We were given a long weekend free to explore Zambia. Our choice of destination was Livingstone. Home to Victoria Falls, it took a seven hour bus journey and a short taxi ride to reach our home for three nights.
Our first activity was to see the falls. Nothing can prepare you for the sensation of getting close to them. The sound of cascading water plummeting 100m into an abyss of vapour, churning water, and jagged rocks, the feel of that vapour flying up into the air, drawing a cool breeze behind it and leaving a trail of fine spray on the ground and all who venture too close to the edge. We were there in the dry season, when the falls are ‘a trickle’, and yet it seemed an impossibility that such a vast quantity of water could exist in the upper Zambezi river above to feed the hungry falls and Devil’s Pool below.

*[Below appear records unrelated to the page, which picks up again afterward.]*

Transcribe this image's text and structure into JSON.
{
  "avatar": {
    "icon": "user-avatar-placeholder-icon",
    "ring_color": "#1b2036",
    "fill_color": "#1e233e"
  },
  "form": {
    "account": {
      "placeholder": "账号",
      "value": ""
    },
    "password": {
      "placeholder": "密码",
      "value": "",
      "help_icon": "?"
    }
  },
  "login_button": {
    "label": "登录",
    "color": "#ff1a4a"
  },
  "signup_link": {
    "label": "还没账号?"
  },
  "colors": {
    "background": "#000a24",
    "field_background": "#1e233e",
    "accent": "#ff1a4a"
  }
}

Our path then took us to the cliff edge of the falls from the side of the upper Zambezi. A very peaceful expanse of water greeted our eyes as we fumbled through the bush to the water’s edge. It was remarkable that such peacefully flowing water would, in seconds, become part of the chaos of the falls.

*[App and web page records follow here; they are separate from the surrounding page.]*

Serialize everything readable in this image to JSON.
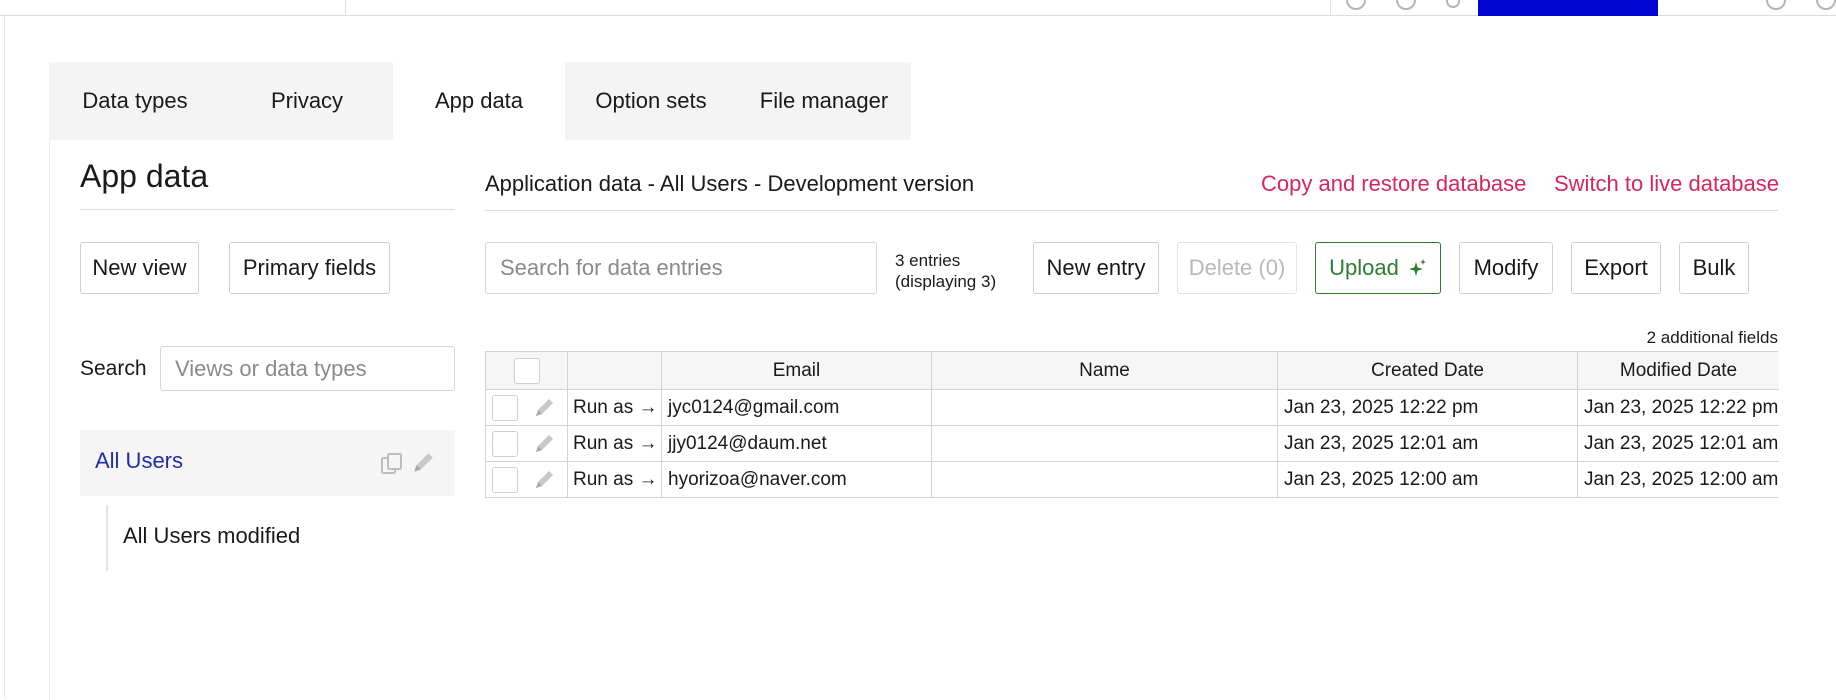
{
  "tabs": [
    {
      "label": "Data types"
    },
    {
      "label": "Privacy"
    },
    {
      "label": "App data",
      "active": true
    },
    {
      "label": "Option sets"
    },
    {
      "label": "File manager"
    }
  ],
  "left": {
    "title": "App data",
    "new_view_label": "New view",
    "primary_fields_label": "Primary fields",
    "search_label": "Search",
    "search_placeholder": "Views or data types",
    "views": [
      {
        "label": "All Users",
        "selected": true
      },
      {
        "label": "All Users modified"
      }
    ]
  },
  "main": {
    "heading": "Application data - All Users - Development version",
    "copy_restore_label": "Copy and restore database",
    "switch_live_label": "Switch to live database",
    "search_placeholder": "Search for data entries",
    "entries_count": "3 entries",
    "entries_displaying": "(displaying 3)",
    "buttons": {
      "new_entry": "New entry",
      "delete": "Delete (0)",
      "upload": "Upload",
      "modify": "Modify",
      "export": "Export",
      "bulk": "Bulk"
    },
    "additional_fields": "2 additional fields",
    "table": {
      "columns": [
        "Email",
        "Name",
        "Created Date",
        "Modified Date"
      ],
      "run_as_label": "Run as →",
      "rows": [
        {
          "email": "jyc0124@gmail.com",
          "name": "",
          "created": "Jan 23, 2025 12:22 pm",
          "modified": "Jan 23, 2025 12:22 pm"
        },
        {
          "email": "jjy0124@daum.net",
          "name": "",
          "created": "Jan 23, 2025 12:01 am",
          "modified": "Jan 23, 2025 12:01 am"
        },
        {
          "email": "hyorizoa@naver.com",
          "name": "",
          "created": "Jan 23, 2025 12:00 am",
          "modified": "Jan 23, 2025 12:00 am"
        }
      ]
    }
  },
  "colors": {
    "link": "#d6275c",
    "selected_view": "#1f2ea8",
    "upload": "#2e7d32",
    "topbar_accent": "#0205d3"
  },
  "icons": [
    "copy-icon",
    "pencil-icon",
    "sparkle-icon",
    "checkbox"
  ]
}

The following day Steven and I went white-water rafting. An adrenaline filled morning later we returned to the hostel to await the return of Anna and Alex who had gone on an elephant safari, and lion encounter. I would like to describe in far more detail the feeling of travelling down the massive rapids, but am very pushed for time; our last few days in Zambia have taken an unexpected turn. Instead of spending our last two days teaching at the academy, we have been given the opportunity to travel to a small village some 3 hours north of Lusaka, in order to do some outreach work. We hope to produce a blog post once we return to Lusaka giving our impressions of music in this isolated, rural place.